Imagine for a moment if you will, that you are playing center field for the Diamondbacks on a given day. The score is tied 0-0 and it is in the fourth inning. Now, a lot of people might say “Boy what a boring game, there haven’t been any runs”! But stay with me, and I will show you just how much is actually going on. There is a runner on first, and he is a fast runner that just smoked a line drive single to you in center field to start the top half of the inning. The number three hitter is at the plate, and you begin to analyze what might unfold before you in the next two minutes.
- 0-0 The runner might take off for second on the first pitch. It’s a close game and he’s got speed, so he might try to make something happen with his legs. If he does go, I need to wait until the pitch has been delivered to break in towards second base. If I don’t I risk getting exposed by a potential hit and run. If the ball is hit slowly to the outfield I need to try to keep the runner at second. And lastly, if the ball is hit to the gap, I need to get it to my cut off guy quickly because the guy at the plate does not have great speed, so we can either get a play at the plate, or get an out at second.

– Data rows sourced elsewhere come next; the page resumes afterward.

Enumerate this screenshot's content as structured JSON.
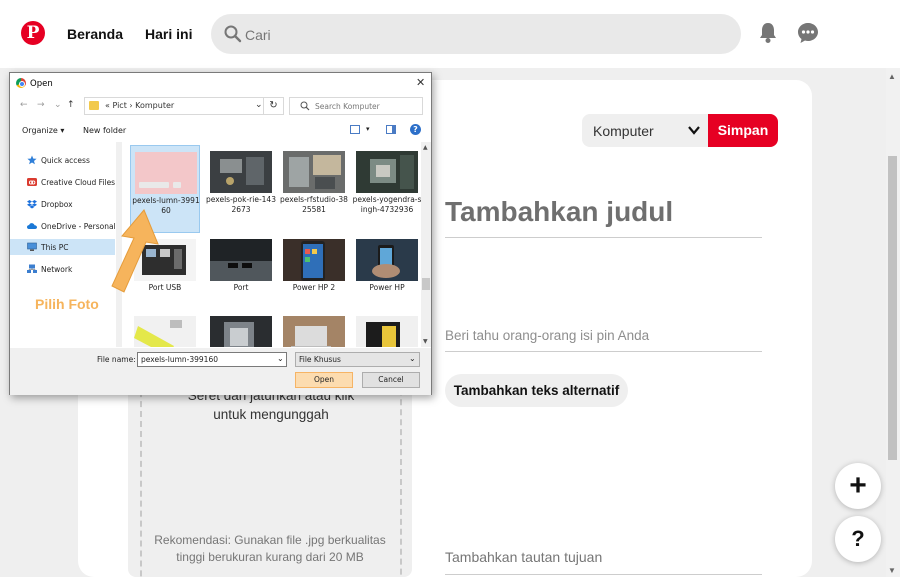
{
  "header": {
    "logo": "P",
    "nav": [
      "Beranda",
      "Hari ini"
    ],
    "search_placeholder": "Cari"
  },
  "pin_form": {
    "board_select": "Komputer",
    "save_button": "Simpan",
    "title_placeholder": "Tambahkan judul",
    "description_placeholder": "Beri tahu orang-orang isi pin Anda",
    "alt_text_button": "Tambahkan teks alternatif",
    "link_placeholder": "Tambahkan tautan tujuan",
    "upload_text_1": "Seret dan jatuhkan atau klik",
    "upload_text_2": "untuk mengunggah",
    "upload_recommendation": "Rekomendasi: Gunakan file .jpg berkualitas tinggi berukuran kurang dari 20 MB"
  },
  "fabs": {
    "plus": "+",
    "help": "?"
  },
  "dialog": {
    "title": "Open",
    "address_path": "«  Pict  ›  Komputer",
    "search_placeholder": "Search Komputer",
    "organize": "Organize ▾",
    "new_folder": "New folder",
    "nav_items": [
      {
        "label": "Quick access",
        "icon": "star-icon",
        "color": "#2f7fd8"
      },
      {
        "label": "Creative Cloud Files",
        "icon": "cloud-icon",
        "color": "#da3b2f"
      },
      {
        "label": "Dropbox",
        "icon": "dropbox-icon",
        "color": "#1a6fdb"
      },
      {
        "label": "OneDrive - Personal",
        "icon": "onedrive-icon",
        "color": "#1a78d6"
      },
      {
        "label": "This PC",
        "icon": "computer-icon",
        "color": "#4a90d9"
      },
      {
        "label": "Network",
        "icon": "network-icon",
        "color": "#3b7ecf"
      }
    ],
    "files": [
      {
        "name": "pexels-lumn-399160",
        "selected": true
      },
      {
        "name": "pexels-pok-rie-1432673",
        "selected": false
      },
      {
        "name": "pexels-rfstudio-3825581",
        "selected": false
      },
      {
        "name": "pexels-yogendra-singh-4732936",
        "selected": false
      },
      {
        "name": "Port USB",
        "selected": false
      },
      {
        "name": "Port",
        "selected": false
      },
      {
        "name": "Power HP 2",
        "selected": false
      },
      {
        "name": "Power HP",
        "selected": false
      },
      {
        "name": "",
        "selected": false
      },
      {
        "name": "",
        "selected": false
      },
      {
        "name": "",
        "selected": false
      },
      {
        "name": "",
        "selected": false
      }
    ],
    "file_name_label": "File name:",
    "file_name_value": "pexels-lumn-399160",
    "file_type": "File Khusus",
    "open_button": "Open",
    "cancel_button": "Cancel"
  },
  "annotation": "Pilih Foto",
  "colors": {
    "pinterest_red": "#e60023",
    "annotation_orange": "#f6b45c",
    "selection_blue": "#cce4f7"
  }
}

- 1-0 The first pitch is a ball. I now need to be more aware of a potential hit and run. Their ace pitcher is mowing us down so far, so one run might be enough today.
- 2-0 Second pitch is a ball. Let’s see if he takes a pitch here, but I still need to be ready because he might be sitting fastball and could get a hold of one.

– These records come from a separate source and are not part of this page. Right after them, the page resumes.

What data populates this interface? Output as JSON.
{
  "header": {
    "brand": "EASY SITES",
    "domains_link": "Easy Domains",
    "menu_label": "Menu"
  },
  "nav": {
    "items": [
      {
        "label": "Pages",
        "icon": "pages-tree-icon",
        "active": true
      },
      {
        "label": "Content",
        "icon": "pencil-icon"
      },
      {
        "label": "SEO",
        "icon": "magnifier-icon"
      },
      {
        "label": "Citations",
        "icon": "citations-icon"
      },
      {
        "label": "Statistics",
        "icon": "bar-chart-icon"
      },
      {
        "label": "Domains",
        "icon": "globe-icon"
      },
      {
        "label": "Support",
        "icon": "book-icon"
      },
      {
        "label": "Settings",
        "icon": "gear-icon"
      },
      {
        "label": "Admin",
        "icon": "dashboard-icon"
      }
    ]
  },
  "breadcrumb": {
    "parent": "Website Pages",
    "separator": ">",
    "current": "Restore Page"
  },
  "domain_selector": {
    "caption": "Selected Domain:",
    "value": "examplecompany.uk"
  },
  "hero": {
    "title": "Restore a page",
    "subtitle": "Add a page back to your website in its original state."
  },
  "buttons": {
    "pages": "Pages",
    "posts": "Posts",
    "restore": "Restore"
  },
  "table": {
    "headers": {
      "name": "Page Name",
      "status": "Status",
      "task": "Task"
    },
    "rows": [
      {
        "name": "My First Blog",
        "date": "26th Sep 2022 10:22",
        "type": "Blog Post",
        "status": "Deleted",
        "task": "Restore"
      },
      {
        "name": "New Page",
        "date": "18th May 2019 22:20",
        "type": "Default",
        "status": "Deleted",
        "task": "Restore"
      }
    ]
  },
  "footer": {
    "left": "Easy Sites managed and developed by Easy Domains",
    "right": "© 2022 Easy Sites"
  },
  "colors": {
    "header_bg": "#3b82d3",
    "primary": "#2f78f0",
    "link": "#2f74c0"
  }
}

- 2-1 He was sitting fastball, and just missed it.
- Pop out to short. 1 out.
This is what went through my mind during the first out of the fourth inning on this Sunday’s game. I often times try to imagine what I would be thinking as a fielder, and the action of the game speeds up. Of course, many other times, I just sit and blissfully watch plays being made while soaking up the sun, and not thinking of anything but whether or not I should have another hot dog.
The point of this little exercise is to give an example of how much is actually going on during any pitch of any game. I could have written another page about what other thoughts are going through the center fielder’s mind; everything from where to cover, to hitter tendencies in certain counts, to defensive shifts of the infield. I know that most of you who frequent this site already know most of these thoughts, and are aware of what goes into every play… I mean, this was just the center fielder’s thoughts for goodness sakes! But, what is so truly special about baseball is that it is a game of thought and preparation of what MIGHT happen. And as a fan we get to experience the spectrum of action at our leisure.

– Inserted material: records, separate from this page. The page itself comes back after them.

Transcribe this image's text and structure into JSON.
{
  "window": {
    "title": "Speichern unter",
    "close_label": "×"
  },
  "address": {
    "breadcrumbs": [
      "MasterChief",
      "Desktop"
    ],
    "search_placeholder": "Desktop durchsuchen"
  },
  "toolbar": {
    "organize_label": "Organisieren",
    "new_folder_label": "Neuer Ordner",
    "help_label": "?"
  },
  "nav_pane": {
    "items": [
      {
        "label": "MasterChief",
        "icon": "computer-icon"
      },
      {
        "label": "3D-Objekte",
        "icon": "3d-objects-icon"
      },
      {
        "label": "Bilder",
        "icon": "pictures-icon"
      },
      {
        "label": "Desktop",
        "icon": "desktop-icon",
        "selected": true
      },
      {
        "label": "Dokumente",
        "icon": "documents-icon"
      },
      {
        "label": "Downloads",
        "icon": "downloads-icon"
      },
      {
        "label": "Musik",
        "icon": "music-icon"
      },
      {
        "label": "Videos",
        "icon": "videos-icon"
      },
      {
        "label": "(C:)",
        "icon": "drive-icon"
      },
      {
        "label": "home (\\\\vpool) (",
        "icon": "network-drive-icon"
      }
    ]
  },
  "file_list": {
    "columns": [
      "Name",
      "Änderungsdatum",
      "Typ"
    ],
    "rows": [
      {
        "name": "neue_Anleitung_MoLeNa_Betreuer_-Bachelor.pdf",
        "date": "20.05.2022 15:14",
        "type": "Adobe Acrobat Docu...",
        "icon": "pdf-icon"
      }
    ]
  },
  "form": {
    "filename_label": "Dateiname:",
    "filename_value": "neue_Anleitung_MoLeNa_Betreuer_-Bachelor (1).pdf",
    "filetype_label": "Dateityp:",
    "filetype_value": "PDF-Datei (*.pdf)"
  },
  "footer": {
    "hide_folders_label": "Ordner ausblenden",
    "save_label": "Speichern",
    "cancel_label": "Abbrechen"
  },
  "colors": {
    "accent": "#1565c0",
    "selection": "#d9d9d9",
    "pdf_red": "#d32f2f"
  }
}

But what I really want readers to glean from this idea, is that there is excitement in baseball. It might not be in the form of a 250-pound linebacker smashing the face off of some running back, and don’t get me wrong, I enjoy that entertainment too. But the excitement is there. I consistently hear “Games take too long to play, I don’t have time to watch them” or “I can’t stand how slow baseball is”. Well, I know that I might have an old fashioned thought pattern, but chill the heck out! Have we evolved so far in society such that we can’t spare three hours on a Sunday to hang out with friends and family and enjoy a game that speaks to our childhood as well as our country’s past? I for one cherish the slow pace of baseball, and hope that nothing changes too drastically while I am alive. I don’t have anywhere more important to be than right here with my family. Except for maybe the hot dog vendor.